### Problem details:
From the records below, please return each line that holds the word "your".

### Material shown:

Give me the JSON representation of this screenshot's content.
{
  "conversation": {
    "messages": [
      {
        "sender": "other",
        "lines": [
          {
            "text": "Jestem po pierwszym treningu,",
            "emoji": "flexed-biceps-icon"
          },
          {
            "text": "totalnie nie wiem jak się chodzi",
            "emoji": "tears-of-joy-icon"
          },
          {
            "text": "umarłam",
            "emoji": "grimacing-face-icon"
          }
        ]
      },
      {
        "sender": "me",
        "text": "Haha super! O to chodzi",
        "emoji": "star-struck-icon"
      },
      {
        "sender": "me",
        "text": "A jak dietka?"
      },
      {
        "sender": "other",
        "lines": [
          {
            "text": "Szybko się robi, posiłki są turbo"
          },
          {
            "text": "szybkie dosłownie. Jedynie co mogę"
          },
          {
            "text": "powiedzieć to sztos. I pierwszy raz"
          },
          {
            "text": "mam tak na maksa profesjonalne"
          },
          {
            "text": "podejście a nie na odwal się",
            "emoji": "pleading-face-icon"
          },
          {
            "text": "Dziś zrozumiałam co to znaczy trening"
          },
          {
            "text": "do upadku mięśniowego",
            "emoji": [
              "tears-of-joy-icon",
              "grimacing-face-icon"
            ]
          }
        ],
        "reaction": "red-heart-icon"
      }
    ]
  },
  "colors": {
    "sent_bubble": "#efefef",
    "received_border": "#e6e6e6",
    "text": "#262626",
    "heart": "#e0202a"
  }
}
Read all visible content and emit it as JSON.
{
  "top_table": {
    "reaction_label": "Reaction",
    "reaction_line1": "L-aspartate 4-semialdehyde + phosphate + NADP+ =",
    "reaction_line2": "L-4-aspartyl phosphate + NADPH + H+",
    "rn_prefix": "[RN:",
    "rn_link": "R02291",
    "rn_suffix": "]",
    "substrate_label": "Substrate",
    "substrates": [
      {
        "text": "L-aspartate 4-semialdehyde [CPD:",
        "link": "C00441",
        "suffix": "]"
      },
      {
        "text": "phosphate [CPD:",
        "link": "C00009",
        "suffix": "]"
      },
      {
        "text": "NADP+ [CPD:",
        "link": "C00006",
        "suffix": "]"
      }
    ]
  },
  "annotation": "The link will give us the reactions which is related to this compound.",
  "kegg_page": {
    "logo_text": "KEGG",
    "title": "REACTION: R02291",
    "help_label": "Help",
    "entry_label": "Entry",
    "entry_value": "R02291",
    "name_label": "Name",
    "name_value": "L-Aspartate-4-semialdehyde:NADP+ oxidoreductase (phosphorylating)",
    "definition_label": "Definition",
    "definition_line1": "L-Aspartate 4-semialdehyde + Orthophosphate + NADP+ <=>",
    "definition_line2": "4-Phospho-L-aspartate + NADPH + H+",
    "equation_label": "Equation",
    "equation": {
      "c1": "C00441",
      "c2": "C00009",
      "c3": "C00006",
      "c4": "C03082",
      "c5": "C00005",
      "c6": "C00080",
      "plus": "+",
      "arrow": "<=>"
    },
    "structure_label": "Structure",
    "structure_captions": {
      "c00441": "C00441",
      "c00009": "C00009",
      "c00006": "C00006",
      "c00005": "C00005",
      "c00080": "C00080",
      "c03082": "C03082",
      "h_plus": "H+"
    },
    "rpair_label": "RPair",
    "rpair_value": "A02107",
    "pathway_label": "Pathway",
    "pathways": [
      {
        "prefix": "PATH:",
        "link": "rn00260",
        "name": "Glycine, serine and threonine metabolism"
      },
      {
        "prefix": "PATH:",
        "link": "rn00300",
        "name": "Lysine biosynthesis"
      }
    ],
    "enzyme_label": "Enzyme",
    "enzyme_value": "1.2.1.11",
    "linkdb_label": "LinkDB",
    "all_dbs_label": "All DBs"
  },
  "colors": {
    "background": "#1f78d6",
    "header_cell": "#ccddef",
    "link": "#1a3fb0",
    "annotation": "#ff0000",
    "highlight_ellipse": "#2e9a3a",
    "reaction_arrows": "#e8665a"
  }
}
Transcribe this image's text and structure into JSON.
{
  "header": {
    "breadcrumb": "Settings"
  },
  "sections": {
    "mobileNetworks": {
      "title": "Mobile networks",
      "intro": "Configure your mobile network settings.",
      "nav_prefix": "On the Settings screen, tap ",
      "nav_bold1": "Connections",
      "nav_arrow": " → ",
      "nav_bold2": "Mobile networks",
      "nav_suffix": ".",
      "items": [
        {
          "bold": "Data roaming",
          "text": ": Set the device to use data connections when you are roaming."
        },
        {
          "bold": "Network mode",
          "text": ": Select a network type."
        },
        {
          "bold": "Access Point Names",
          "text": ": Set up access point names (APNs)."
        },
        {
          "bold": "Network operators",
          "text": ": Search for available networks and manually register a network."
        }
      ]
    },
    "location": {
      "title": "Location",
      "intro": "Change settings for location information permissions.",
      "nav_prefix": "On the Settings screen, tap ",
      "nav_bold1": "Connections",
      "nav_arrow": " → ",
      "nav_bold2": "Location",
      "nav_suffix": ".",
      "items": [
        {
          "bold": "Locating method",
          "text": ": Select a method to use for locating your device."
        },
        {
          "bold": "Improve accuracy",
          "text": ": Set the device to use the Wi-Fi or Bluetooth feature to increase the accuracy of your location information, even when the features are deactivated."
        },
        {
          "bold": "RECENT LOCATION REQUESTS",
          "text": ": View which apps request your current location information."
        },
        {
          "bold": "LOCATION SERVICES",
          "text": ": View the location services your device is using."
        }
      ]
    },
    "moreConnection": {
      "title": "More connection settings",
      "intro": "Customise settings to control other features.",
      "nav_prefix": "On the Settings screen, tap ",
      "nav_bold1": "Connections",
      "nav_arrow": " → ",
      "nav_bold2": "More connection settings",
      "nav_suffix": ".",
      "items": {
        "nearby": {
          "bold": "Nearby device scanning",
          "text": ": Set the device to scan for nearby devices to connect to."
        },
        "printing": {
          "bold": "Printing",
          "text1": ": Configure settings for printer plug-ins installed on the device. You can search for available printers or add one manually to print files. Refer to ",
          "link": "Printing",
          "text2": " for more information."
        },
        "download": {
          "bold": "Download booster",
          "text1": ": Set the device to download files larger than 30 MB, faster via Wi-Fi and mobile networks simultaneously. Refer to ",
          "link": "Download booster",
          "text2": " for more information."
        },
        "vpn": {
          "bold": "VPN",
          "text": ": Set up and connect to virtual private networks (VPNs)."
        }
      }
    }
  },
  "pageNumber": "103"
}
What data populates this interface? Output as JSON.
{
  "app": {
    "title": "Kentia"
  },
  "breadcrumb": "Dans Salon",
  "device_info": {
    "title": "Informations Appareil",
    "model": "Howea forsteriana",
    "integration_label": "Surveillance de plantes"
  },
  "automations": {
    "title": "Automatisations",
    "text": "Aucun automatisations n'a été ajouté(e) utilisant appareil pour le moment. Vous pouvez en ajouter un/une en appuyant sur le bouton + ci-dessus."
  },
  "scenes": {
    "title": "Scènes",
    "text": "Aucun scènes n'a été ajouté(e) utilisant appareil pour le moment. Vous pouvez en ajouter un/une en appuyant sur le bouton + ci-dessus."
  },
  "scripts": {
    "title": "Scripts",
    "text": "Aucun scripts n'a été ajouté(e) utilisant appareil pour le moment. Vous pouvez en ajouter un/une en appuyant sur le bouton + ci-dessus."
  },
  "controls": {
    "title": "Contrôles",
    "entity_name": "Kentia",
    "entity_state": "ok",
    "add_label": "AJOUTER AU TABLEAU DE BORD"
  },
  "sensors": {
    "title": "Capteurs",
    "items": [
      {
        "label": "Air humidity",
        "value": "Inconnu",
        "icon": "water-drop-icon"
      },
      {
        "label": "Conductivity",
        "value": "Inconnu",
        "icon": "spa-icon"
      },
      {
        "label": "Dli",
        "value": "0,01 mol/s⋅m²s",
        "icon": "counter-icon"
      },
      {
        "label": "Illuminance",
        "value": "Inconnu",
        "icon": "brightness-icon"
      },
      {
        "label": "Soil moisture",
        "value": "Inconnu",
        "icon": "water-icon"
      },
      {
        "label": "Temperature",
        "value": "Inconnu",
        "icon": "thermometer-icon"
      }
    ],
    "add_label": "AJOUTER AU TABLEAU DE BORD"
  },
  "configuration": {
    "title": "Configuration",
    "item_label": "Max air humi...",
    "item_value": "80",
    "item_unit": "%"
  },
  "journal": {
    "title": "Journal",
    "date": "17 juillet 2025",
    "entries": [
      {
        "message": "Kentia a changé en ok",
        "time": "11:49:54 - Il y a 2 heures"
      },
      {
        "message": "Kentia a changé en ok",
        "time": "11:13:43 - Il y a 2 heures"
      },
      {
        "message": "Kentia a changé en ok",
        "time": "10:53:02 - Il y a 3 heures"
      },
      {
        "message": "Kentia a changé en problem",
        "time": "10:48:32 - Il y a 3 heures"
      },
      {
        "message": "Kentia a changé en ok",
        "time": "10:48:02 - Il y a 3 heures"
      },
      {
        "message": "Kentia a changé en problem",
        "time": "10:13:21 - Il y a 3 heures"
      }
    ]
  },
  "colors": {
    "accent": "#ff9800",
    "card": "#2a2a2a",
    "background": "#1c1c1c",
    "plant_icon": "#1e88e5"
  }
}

### Reply:
      "intro": "Configure your mobile network settings.",
          "text": ": Select a method to use for locating your device."
          "text": ": Set the device to use the Wi-Fi or Bluetooth feature to increase the accuracy of your location information, even when the features are deactivated."
          "text": ": View which apps request your current location information."
          "text": ": View the location services your device is using."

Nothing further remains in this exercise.